The Rise and Fall of the National Organization for Marriage

DC Elections Board Rules Against Prop.-8 and Question 1 Style Ballot Initiative

November 17, 2009

Today, the D.C. Board of Elections and Ethics announced their ruling [pdf] that for a second time that a proposed ballot measure that would undermine marriage equality in the District is not a proper subject for a referendum or initiative.  The Board’s decision to prevent a measure like California’s Prop 8 or Maine’s Question 1 from possibly reaching the ballot is strongly supported by D.C. law, which wisely prohibits any initiative that authorizes discrimination or has the effect of authorizing discrimination under D.C.’s Human Rights Act.

Marriage equality opponents tried for another bite of the apple after losing before the Elections Board and in court this past May.  Then, opponents – led by Bishop Harry Jackson Jr. and the National Organization for Marriage (NOM) – sought a referendum that would have undone the D.C. Council’s decision to recognize marriages performed in other jurisdictions.  The Board, which is charged by law with determining whether a referendum or initiative is eligible for the ballot, unanimously determined that a vote on whether the District should recognize same-sex marriages would improperly authorize discrimination under the Human Rights Act, one of the prescribed subject matter limitations.

Not taking no for an answer, Bishop Jackson and NOM sued in D.C. Superior Court.  The judge agreed with the Board and ruled that such a referendum would improperly discriminate under the D.C. Human Rights Act.  And for good legal reason: the Human Rights Act explicitly states that it is unlawful for the District to refuse to provide any services or benefits to any individual on the basis of their sexual orientation.  However, the proposed referendum would have obligated the District to refuse to recognize marriage licenses legally granted elsewhere solely because of the couples’ sexual orientation.

Now the Council is considering and likely to approve a bill that would legalize same-sex marriages in the District.  In response, Bishop Jackson, NOM and their lawyers again went before the Elections Board, this time with a new, more pernicious proposed initiative.  This one, echoing California’s Prop. 8 and Maine’s Question 1, would define marriage as between a man and a woman, thus eliminating same-sex marriage in the District altogether.  Not surprisingly, today the Board reached the same decision as it did last time.  Now, marriage equality opponents have threatened to take the battle back to the courts, where they lost in June and where they face an uphill battle on tenuous legal grounds.

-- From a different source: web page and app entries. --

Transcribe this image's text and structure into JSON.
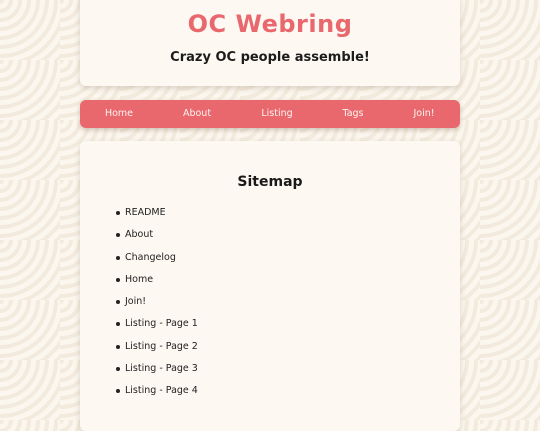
{
  "header": {
    "title": "OC Webring",
    "tagline": "Crazy OC people assemble!"
  },
  "nav": {
    "items": [
      {
        "label": "Home"
      },
      {
        "label": "About"
      },
      {
        "label": "Listing"
      },
      {
        "label": "Tags"
      },
      {
        "label": "Join!"
      }
    ]
  },
  "content": {
    "title": "Sitemap",
    "items": [
      {
        "label": "README"
      },
      {
        "label": "About"
      },
      {
        "label": "Changelog"
      },
      {
        "label": "Home"
      },
      {
        "label": "Join!"
      },
      {
        "label": "Listing - Page 1"
      },
      {
        "label": "Listing - Page 2"
      },
      {
        "label": "Listing - Page 3"
      },
      {
        "label": "Listing - Page 4"
      }
    ]
  },
  "colors": {
    "accent": "#e8686e",
    "panel": "#fdf8f2",
    "background": "#fbf6ee"
  }
}
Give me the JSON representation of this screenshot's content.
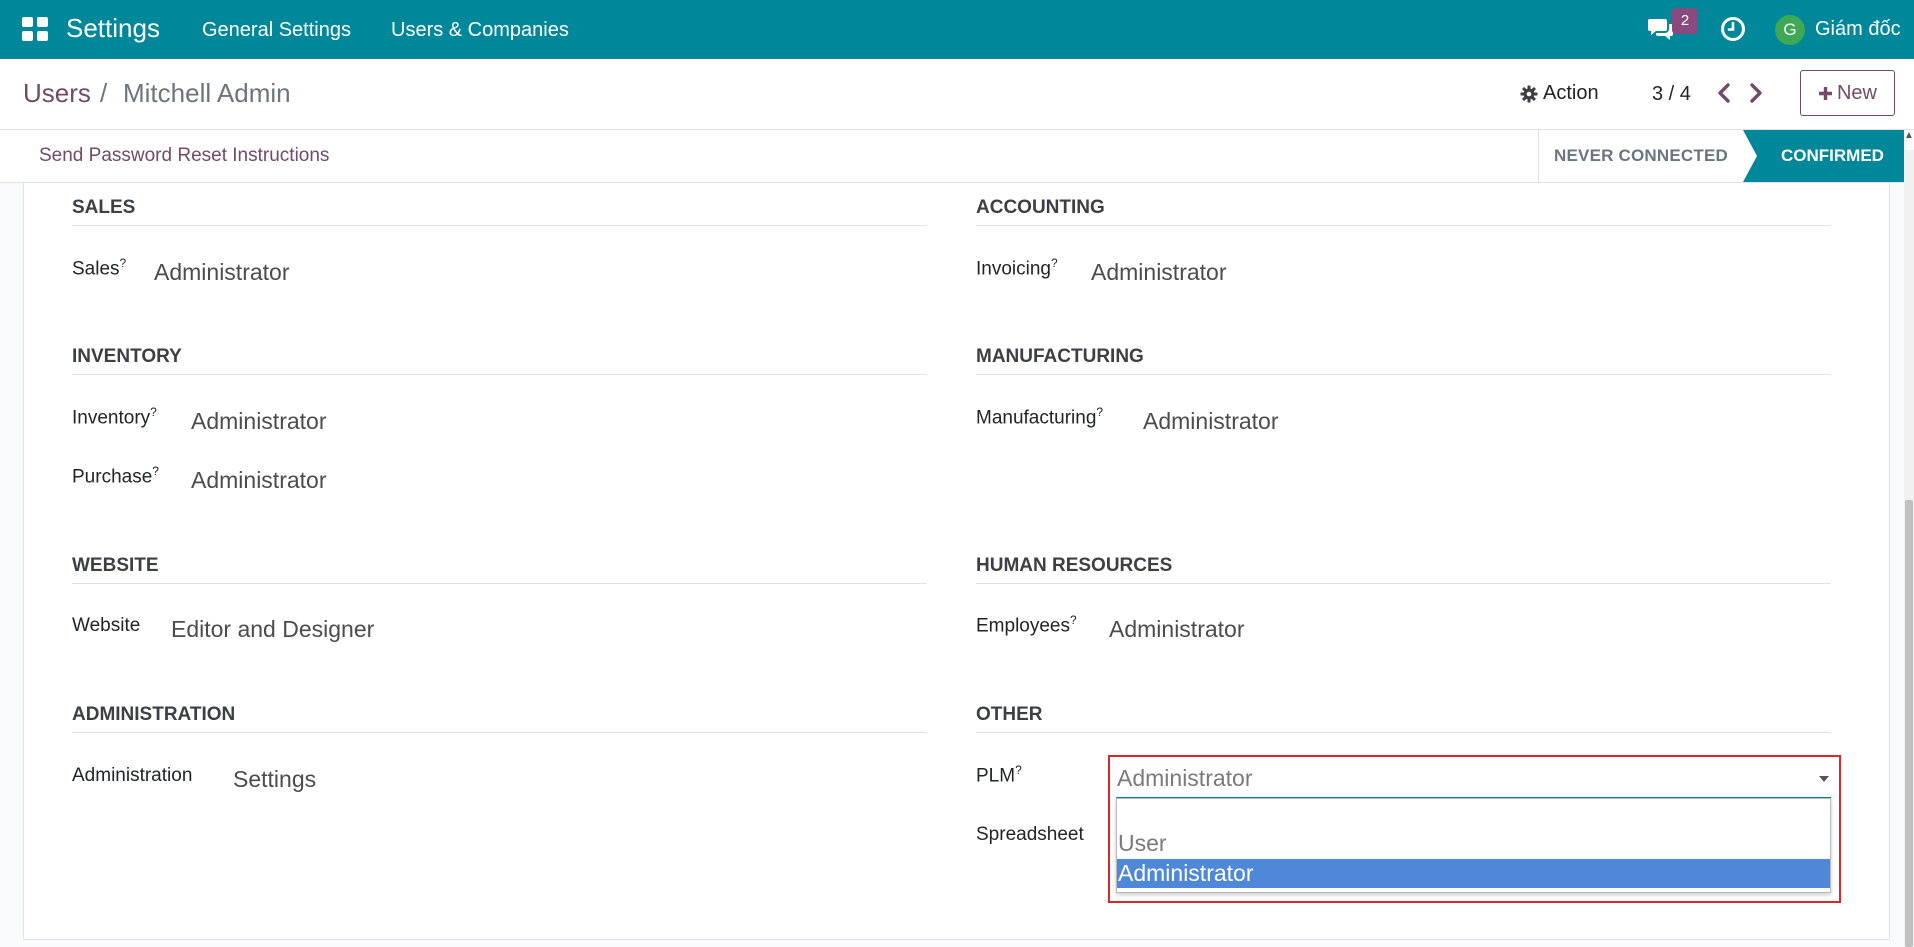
{
  "navbar": {
    "app_name": "Settings",
    "menus": [
      "General Settings",
      "Users & Companies"
    ],
    "chat_count": "2",
    "user_initial": "G",
    "user_name": "Giám đốc",
    "color": "#00889a"
  },
  "breadcrumb": {
    "parent": "Users",
    "separator": "/",
    "current": "Mitchell Admin"
  },
  "controls": {
    "action_label": "Action",
    "pager": "3 / 4",
    "new_label": "New"
  },
  "statusbar": {
    "reset_link": "Send Password Reset Instructions",
    "stages": [
      "NEVER CONNECTED",
      "CONFIRMED"
    ],
    "active_stage": "CONFIRMED"
  },
  "sections": {
    "sales": {
      "title": "SALES",
      "fields": [
        {
          "label": "Sales",
          "help": "?",
          "value": "Administrator"
        }
      ]
    },
    "accounting": {
      "title": "ACCOUNTING",
      "fields": [
        {
          "label": "Invoicing",
          "help": "?",
          "value": "Administrator"
        }
      ]
    },
    "inventory": {
      "title": "INVENTORY",
      "fields": [
        {
          "label": "Inventory",
          "help": "?",
          "value": "Administrator"
        },
        {
          "label": "Purchase",
          "help": "?",
          "value": "Administrator"
        }
      ]
    },
    "manufacturing": {
      "title": "MANUFACTURING",
      "fields": [
        {
          "label": "Manufacturing",
          "help": "?",
          "value": "Administrator"
        }
      ]
    },
    "website": {
      "title": "WEBSITE",
      "fields": [
        {
          "label": "Website",
          "value": "Editor and Designer"
        }
      ]
    },
    "hr": {
      "title": "HUMAN RESOURCES",
      "fields": [
        {
          "label": "Employees",
          "help": "?",
          "value": "Administrator"
        }
      ]
    },
    "administration": {
      "title": "ADMINISTRATION",
      "fields": [
        {
          "label": "Administration",
          "value": "Settings"
        }
      ]
    },
    "other": {
      "title": "OTHER",
      "fields": [
        {
          "label": "PLM",
          "help": "?",
          "value": "Administrator"
        },
        {
          "label": "Spreadsheet"
        }
      ]
    }
  },
  "plm_dropdown": {
    "selected": "Administrator",
    "options": [
      "",
      "User",
      "Administrator"
    ],
    "highlighted": "Administrator"
  }
}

Bishop Jackson has also launched a public relations battle to try to convince the Board, the Council and even Congress that the public is being denied the right to vote on this issue and analogizing to D.C.’s own painful history of being denied voting representation in Congress.  “Let us vote!” chanted a few community members – some of whom didn’t even live in the District – at the Board hearing.

This argument that somehow the right to vote is implicated here fundamentally misconstrues how a representative democracy works.  The 13 members of the D.C. Council function as representatives on decisions large and small that matter to District residents.  This is what they were elected to do.  The Council held two days of public hearings on same-sex marriage and will eventually vote on the public record.  Residents have the opportunity to express their views to their council members, and if they do not like their decisions on this or other issues, to try to vote them out at election time.  This representative form of government has served the United States well for more than 200 years.  It is precisely why District residents have long demanded a voice in Congress.

While some jurisdictions provide for direct democracy via initiative, such a process – generally adopted during the Progressive Era – was never intended as a means to take away the fundamental rights of an entire community.  Increasingly, many are expressing concerns about initiatives, such as Prop. 8 and Maine’s Question 1, that have increasingly done just that.  Last month, California Supreme Court Chief Justice Ron George spoke out about his frustration with last year’s California initiative vote, in which, he noted, “chickens gained valuable rights … on the same day that gay men and lesbians lost them.”

Fortunately, in D.C., the drafters of the election laws had the foresight many years ago to ensure that the initiative process could not be used to discriminate against groups protected by the D.C. Human Rights Act.  D.C. law is, in fact, clear that the right that is implicated by the proposed anti-marriage initiative is the right of the LGBT community and other minority groups to not have their fundamental civil rights decided by a majority vote.  This is a right that all District residents – black, white, gay or straight – should want to protect.

This post was written by HRC Assistant General Counsel Darrin Hurwitz.